I'm a little bit of a grammar person. I used to think I was more of a grammar person. After all, I attended school when English was a subject we spent time on every day. I have fond memories of copying sentences out of our textbook and choosing the correct verb.
Now that I have read Confessions of a Comma Queen I know that I am very certainly not a grammar person and I have a lot to learn about the English language.
Although I really enjoyed Between You & Me, Norris almost lost me a few times:
"The Latinate term for subjective is nominative, which is easy even if you don't know Latin, because to nominate, in English, is to name and a noun is always the name of something. But not all verbs can be the verb "to be" (although there are some that behave that same way), and nouns don't always stay in the subjective case. It all depends on the model of the sentence (85)."
I'll admit to being nearly clueless to all of this, but then she would grab me again and it would be alright.
Despite the fact that I had to do a little thinking, I really enjoyed this book.
I have fond memories of teaching serial commas to my elementary students. Now, finally, with Norris' help I understand how the serial comma has changed - something I have always suspected.
And, while some people may not find word breaks and hyphens exciting, I was entertained by Norris' discussion about them.
Perhaps my favorite portion was the pronunciation discussion where Norris offers some input on how various words are pronounced - and mispronounced.
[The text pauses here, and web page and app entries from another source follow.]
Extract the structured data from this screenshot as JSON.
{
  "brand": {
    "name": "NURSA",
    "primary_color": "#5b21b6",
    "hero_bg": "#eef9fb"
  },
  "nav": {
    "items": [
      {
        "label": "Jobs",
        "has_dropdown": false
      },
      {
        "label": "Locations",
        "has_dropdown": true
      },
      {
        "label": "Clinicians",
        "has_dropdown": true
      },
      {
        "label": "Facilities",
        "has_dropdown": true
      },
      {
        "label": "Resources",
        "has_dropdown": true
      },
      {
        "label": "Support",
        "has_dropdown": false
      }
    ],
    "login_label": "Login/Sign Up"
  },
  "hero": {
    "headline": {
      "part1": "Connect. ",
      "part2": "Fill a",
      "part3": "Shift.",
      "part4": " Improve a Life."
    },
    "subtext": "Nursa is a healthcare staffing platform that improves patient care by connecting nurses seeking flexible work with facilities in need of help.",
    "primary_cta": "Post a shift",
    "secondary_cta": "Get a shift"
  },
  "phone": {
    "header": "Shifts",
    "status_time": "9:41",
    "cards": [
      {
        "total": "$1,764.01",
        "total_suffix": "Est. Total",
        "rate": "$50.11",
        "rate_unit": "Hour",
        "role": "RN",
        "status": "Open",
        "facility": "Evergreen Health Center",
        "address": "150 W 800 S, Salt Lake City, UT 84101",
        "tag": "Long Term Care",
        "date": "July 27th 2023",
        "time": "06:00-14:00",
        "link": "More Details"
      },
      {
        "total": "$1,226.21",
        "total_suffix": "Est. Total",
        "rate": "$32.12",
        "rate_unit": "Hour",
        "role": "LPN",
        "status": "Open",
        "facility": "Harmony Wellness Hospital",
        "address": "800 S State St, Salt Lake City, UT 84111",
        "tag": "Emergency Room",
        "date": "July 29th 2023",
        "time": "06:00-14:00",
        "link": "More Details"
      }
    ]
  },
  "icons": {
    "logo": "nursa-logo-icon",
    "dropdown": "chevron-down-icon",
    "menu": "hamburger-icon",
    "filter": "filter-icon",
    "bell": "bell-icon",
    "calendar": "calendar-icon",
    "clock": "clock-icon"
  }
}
Unfortunately I suffer from making some of the same mistakes that Norris also found herself making, and chuckling at others who were actually pronouncing the word correctly (I'm thinking de-TRY-tus vs. DET-ri-tus specifically. Who knew?).
Between You and Me is a book for people who love words and anyone who plans on using the English language in their lifetime.